I am going to build a woodworking shop within my barn. The barn is presently used for lumber drying and storage. I have a shed hallway that is 16'x40' that will be the shop area. My plans call for a concrete slab, 3 runs of cinder blocks, the ends will have a garage door and window on one end with large windows and a 6' door on the other. The walls will have treated sill plates anchored to the block. The walls will be constructed with 2x6's on 16" centers; the outer walls will be covered with 5/8" osb. The ends will have vinyl over the osb. The walls will be insulated with R19 insulation. The interior walls will be covered with osb and sprayed white. The ceiling joist will be 2x10's on 16" centers and will be covered inside and out with osb, and insulated with R19. I plan to run a dust collector line under the slab with an electrical line in the center of the slab. What do you builders think is the best floor to use in this application. I have enough overhead room to install a wood floor (comfort issue) that would serve for room to run electrical and collector lines. Your thoughts please...
Why run your dust collector line under the slab? You won't have access to it if it jams up, or if you need to change duct size to fine tune the flow. Also you'll be stuck with the outlet locations that you chose when pouring. I'd definitely run your collection ducts overhead. Most machinery accomodates overhead ducts better anyways. Other than a jointer and a tablesaw, I think it's easier to have the ductwork coming from above for all other machines.
I prefer a wood floor in a shop to reduce fatigue, and save handtools that are dropped. Drop a bench plane, and it's probably cracked if it hits a concrete slab. No problem if it hits a plywood floor.
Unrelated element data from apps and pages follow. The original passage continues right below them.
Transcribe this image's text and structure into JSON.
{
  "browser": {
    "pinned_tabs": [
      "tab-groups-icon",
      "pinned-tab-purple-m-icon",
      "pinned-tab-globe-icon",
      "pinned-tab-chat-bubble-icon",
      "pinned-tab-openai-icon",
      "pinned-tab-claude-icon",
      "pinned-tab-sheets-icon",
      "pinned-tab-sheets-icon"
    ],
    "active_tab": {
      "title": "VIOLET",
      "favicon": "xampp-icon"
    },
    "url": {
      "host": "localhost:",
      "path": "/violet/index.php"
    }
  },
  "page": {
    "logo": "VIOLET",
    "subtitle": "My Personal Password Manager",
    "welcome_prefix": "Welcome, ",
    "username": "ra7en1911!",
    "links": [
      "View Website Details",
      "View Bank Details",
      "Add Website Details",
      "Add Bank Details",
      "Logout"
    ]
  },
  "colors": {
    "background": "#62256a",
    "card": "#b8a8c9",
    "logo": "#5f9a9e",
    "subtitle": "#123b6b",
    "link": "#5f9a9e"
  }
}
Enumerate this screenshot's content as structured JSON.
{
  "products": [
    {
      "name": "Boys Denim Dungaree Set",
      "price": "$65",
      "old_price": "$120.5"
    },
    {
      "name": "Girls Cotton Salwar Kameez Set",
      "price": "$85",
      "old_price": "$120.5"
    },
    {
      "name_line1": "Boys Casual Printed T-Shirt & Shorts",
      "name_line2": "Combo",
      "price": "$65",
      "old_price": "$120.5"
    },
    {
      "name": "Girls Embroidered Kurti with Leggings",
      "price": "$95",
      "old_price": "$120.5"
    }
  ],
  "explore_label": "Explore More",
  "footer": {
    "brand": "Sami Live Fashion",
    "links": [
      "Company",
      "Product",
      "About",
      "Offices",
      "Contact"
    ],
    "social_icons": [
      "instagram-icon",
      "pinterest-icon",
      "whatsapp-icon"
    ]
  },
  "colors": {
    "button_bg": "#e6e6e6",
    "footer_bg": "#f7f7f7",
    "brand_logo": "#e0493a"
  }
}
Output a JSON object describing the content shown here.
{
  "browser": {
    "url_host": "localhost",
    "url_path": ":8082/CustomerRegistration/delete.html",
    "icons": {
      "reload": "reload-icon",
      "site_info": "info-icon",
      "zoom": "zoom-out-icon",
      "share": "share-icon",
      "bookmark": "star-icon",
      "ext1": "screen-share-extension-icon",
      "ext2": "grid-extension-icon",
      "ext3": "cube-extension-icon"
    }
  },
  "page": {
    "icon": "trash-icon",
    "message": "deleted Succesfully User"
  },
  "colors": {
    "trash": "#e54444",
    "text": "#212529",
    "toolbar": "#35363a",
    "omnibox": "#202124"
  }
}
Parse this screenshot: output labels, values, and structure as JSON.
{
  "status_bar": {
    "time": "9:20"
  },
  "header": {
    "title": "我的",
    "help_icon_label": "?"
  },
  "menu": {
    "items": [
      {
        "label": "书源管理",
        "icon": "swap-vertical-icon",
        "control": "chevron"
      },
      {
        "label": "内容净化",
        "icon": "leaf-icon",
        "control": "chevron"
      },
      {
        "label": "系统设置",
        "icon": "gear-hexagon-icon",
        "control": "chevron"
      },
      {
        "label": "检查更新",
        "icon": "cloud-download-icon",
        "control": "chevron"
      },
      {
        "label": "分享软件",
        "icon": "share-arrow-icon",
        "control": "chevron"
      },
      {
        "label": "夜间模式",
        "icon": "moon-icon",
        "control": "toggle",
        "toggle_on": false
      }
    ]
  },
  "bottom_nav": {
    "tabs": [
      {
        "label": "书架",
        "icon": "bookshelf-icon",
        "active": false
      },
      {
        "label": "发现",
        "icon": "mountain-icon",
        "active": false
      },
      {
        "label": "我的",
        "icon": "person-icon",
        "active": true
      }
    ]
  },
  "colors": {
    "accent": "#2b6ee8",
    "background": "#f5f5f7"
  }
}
If you have big machinery, then I'd leave about half the shop bare slab, or maybe just plywood directly on slab, because otherwise really heavy machinery doesn't sit well on a raised floor. For the bench-room section of the shop I'd lay down 2x3s on 16" centers, and cover with 3/4" ply or underlayment.